This article is written for those who want to get better at using price to earnings ratios (P/E ratios). We'll apply a basic P/E ratio analysis to TransAlta Renewables Inc.'s (TSE:RNW), to help you decide if the stock is worth further research. Based on the last twelve months, TransAlta Renewables's P/E ratio is 18.57. In other words, at today's prices, investors are paying CA$18.57 for every CA$1 in prior year profit.
How Do You Calculate A P/E Ratio?
The formula for P/E is:
Price to Earnings Ratio = Price per Share ÷ Earnings per Share (EPS)
Or for TransAlta Renewables:
P/E of 18.57 = CAD15.77 ÷ CAD0.85 (Based on the year to September 2019.)
Is A High P/E Ratio Good?
A higher P/E ratio means that investors are paying a higher price for each CAD1 of company earnings. That isn't necessarily good or bad, but a high P/E implies relatively high expectations of what a company can achieve in the future.
How Does TransAlta Renewables's P/E Ratio Compare To Its Peers?

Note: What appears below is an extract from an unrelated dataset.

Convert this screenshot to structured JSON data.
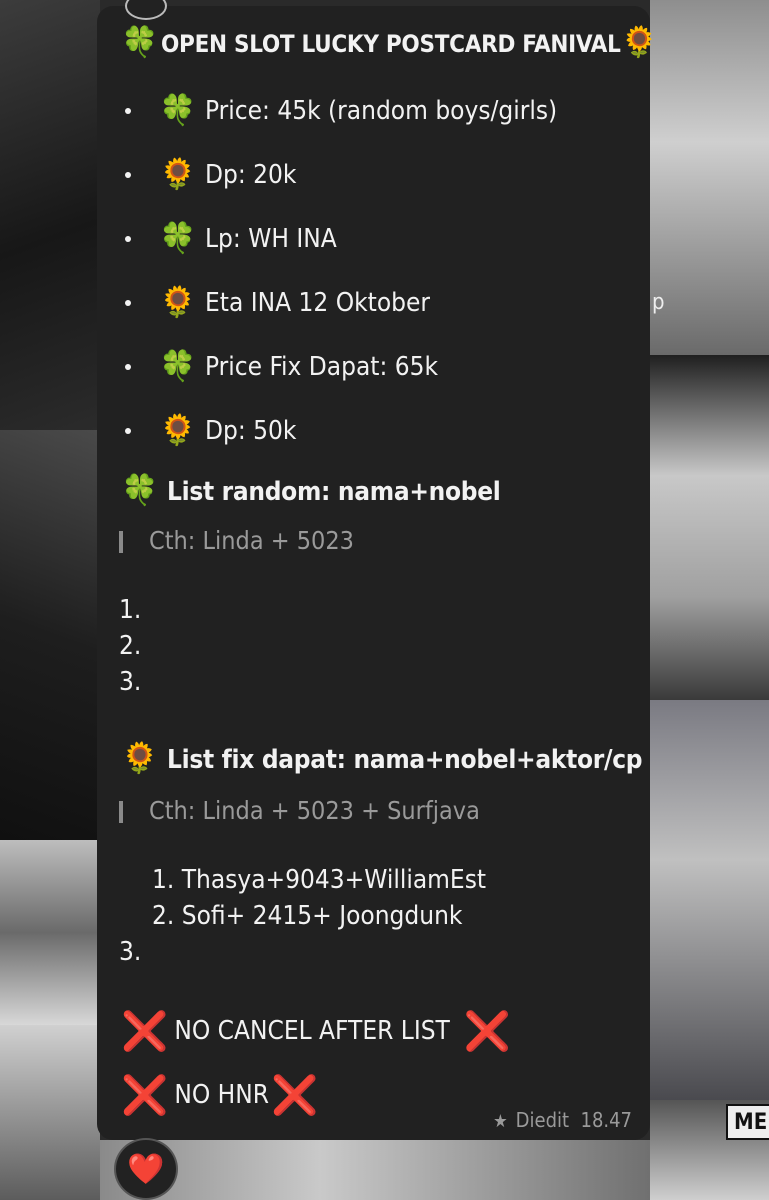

We can get an indication of market expectations by looking at the P/E ratio. The image below shows that TransAlta Renewables has a P/E ratio that is roughly in line with the renewable energy industry average (18.8).
TransAlta Renewables's P/E tells us that market participants think its prospects are roughly in line with its industry. So if TransAlta Renewables actually outperforms its peers going forward, that should be a positive for the share price. Checking factors such as director buying and selling. could help you form your own view on if that will happen.
How Growth Rates Impact P/E Ratios
Generally speaking the rate of earnings growth has a profound impact on a company's P/E multiple. Earnings growth means that in the future the 'E' will be higher. And in that case, the P/E ratio itself will drop rather quickly. So while a stock may look expensive based on past earnings, it could be cheap based on future earnings.
TransAlta Renewables increased earnings per share by an impressive 22% over the last twelve months. And its annual EPS growth rate over 5 years is 18%. With that performance, you might expect an above average P/E ratio.
A Limitation: P/E Ratios Ignore Debt and Cash In The Bank
The 'Price' in P/E reflects the market capitalization of the company. Thus, the metric does not reflect cash or debt held by the company. Theoretically, a business can improve its earnings (and produce a lower P/E in the future) by investing in growth. That means taking on debt (or spending its cash).
Such spending might be good or bad, overall, but the key point here is that you need to look at debt to understand the P/E ratio in context.
TransAlta Renewables's Balance Sheet
TransAlta Renewables has net debt worth 21% of its market capitalization. It would probably deserve a higher P/E ratio if it was net cash, since it would have more options for growth.
The Bottom Line On TransAlta Renewables's P/E Ratio
TransAlta Renewables's P/E is 18.6 which is above average (15.8) in its market. Its debt levels do not imperil its balance sheet and it is growing EPS strongly. Therefore, it's not particularly surprising that it has a above average P/E ratio.
Investors have an opportunity when market expectations about a stock are wrong. People often underestimate remarkable growth -- so investors can make money when fast growth is not fully appreciated. So this free report on the analyst consensus forecasts could help you make a master move on this stock.
Of course you might be able to find a better stock than TransAlta Renewables. So you may wish to see this free collection of other companies that have grown earnings strongly.
If you spot an error that warrants correction, please contact the editor at firstname.lastname@example.org. This article by Simply Wall St is general in nature. It does not constitute a recommendation to buy or sell any stock, and does not take account of your objectives, or your financial situation. Simply Wall St has no position in the stocks mentioned.
We aim to bring you long-term focused research analysis driven by fundamental data. Note that our analysis may not factor in the latest price-sensitive company announcements or qualitative material. Thank you for reading.